PROBLEM STATEMENT: From the entries, copy every line that carries the string "JSON".

---

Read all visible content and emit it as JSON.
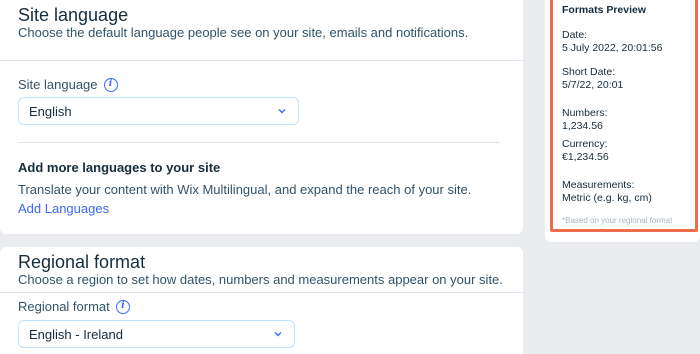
{
  "site_language": {
    "title": "Site language",
    "subtitle": "Choose the default language people see on your site, emails and notifications.",
    "field_label": "Site language",
    "selected": "English",
    "add_more_title": "Add more languages to your site",
    "add_more_text": "Translate your content with Wix Multilingual, and expand the reach of your site.",
    "add_link": "Add Languages"
  },
  "regional_format": {
    "title": "Regional format",
    "subtitle": "Choose a region to set how dates, numbers and measurements appear on your site.",
    "field_label": "Regional format",
    "selected": "English - Ireland"
  },
  "preview": {
    "title": "Formats Preview",
    "date_label": "Date:",
    "date_value": "5 July 2022, 20:01:56",
    "short_date_label": "Short Date:",
    "short_date_value": "5/7/22, 20:01",
    "numbers_label": "Numbers:",
    "numbers_value": "1,234.56",
    "currency_label": "Currency:",
    "currency_value": "€1,234.56",
    "measurements_label": "Measurements:",
    "measurements_value": "Metric (e.g. kg, cm)",
    "note": "*Based on your regional format"
  },
  "icons": {
    "info": "info-icon",
    "chevron": "chevron-down-icon"
  },
  "colors": {
    "accent": "#3b68ff",
    "highlight_border": "#ee6b4b",
    "background": "#eaecef"
  }
}
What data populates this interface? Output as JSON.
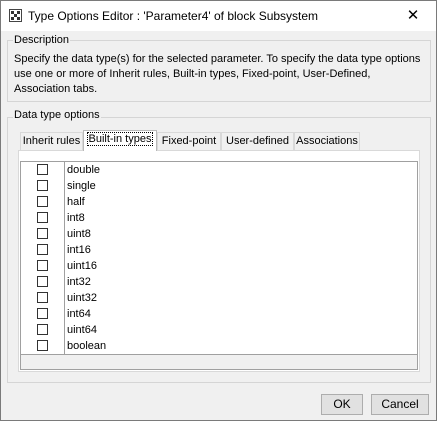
{
  "window": {
    "title": "Type Options Editor : 'Parameter4' of block Subsystem"
  },
  "description": {
    "label": "Description",
    "text": "Specify the data type(s) for the selected parameter. To specify the data type options use one or more of Inherit rules, Built-in types, Fixed-point, User-Defined, Association tabs."
  },
  "options": {
    "label": "Data type options",
    "tabs": [
      "Inherit rules",
      "Built-in types",
      "Fixed-point",
      "User-defined",
      "Associations"
    ],
    "active_tab": "Built-in types",
    "types": [
      "double",
      "single",
      "half",
      "int8",
      "uint8",
      "int16",
      "uint16",
      "int32",
      "uint32",
      "int64",
      "uint64",
      "boolean"
    ],
    "checked": [
      false,
      false,
      false,
      false,
      false,
      false,
      false,
      false,
      false,
      false,
      false,
      false
    ]
  },
  "buttons": {
    "ok": "OK",
    "cancel": "Cancel"
  }
}
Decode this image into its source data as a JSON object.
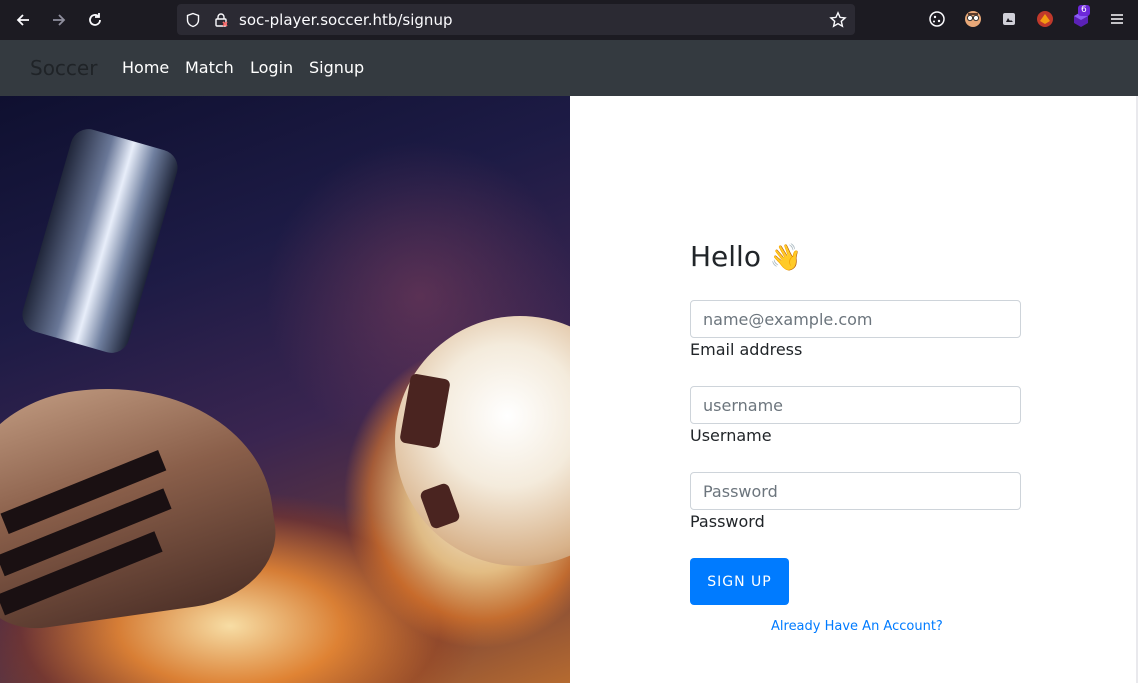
{
  "browser": {
    "url": "soc-player.soccer.htb/signup",
    "extension_badge": "6",
    "icons": [
      "back-arrow-icon",
      "forward-arrow-icon",
      "reload-icon",
      "shield-icon",
      "lock-icon",
      "star-icon",
      "cookie-icon",
      "glasses-icon",
      "puzzle-icon",
      "fox-icon",
      "cube-icon",
      "hamburger-menu-icon"
    ]
  },
  "navbar": {
    "brand": "Soccer",
    "links": [
      "Home",
      "Match",
      "Login",
      "Signup"
    ]
  },
  "form": {
    "greeting": "Hello",
    "greeting_emoji": "👋",
    "email_placeholder": "name@example.com",
    "email_label": "Email address",
    "username_placeholder": "username",
    "username_label": "Username",
    "password_placeholder": "Password",
    "password_label": "Password",
    "submit_label": "SIGN UP",
    "account_link": "Already Have An Account?"
  },
  "colors": {
    "primary": "#007bff",
    "navbar_bg": "#343a40",
    "browser_bg": "#1c1b22"
  }
}
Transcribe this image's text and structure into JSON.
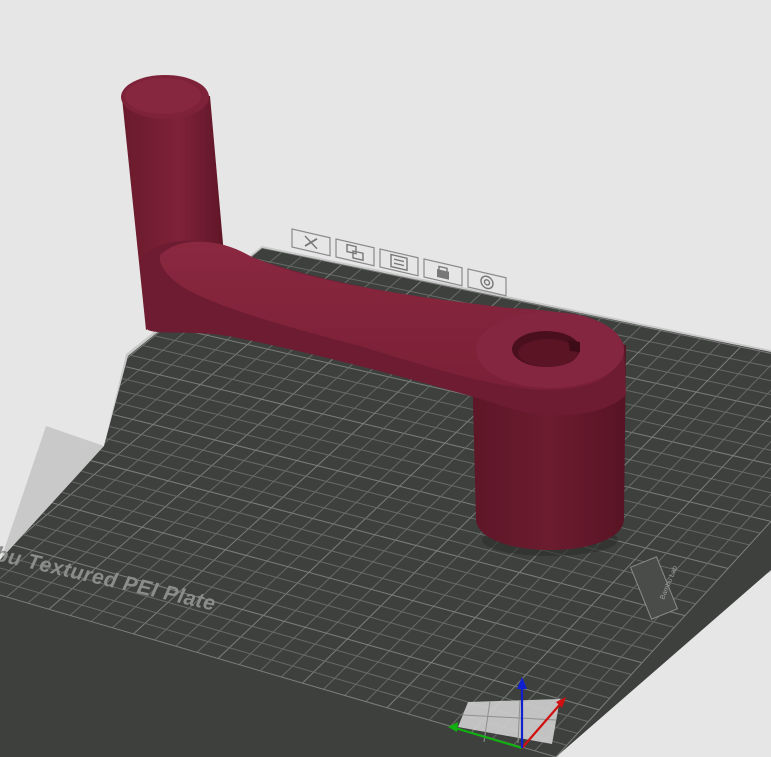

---

RESULT OF THIS EXERCISE:
Read all visible content and emit it as JSON.
What data populates this interface? Output as JSON.
Decode this image into its source data as a JSON object.
Transcribe this image's text and structure into JSON.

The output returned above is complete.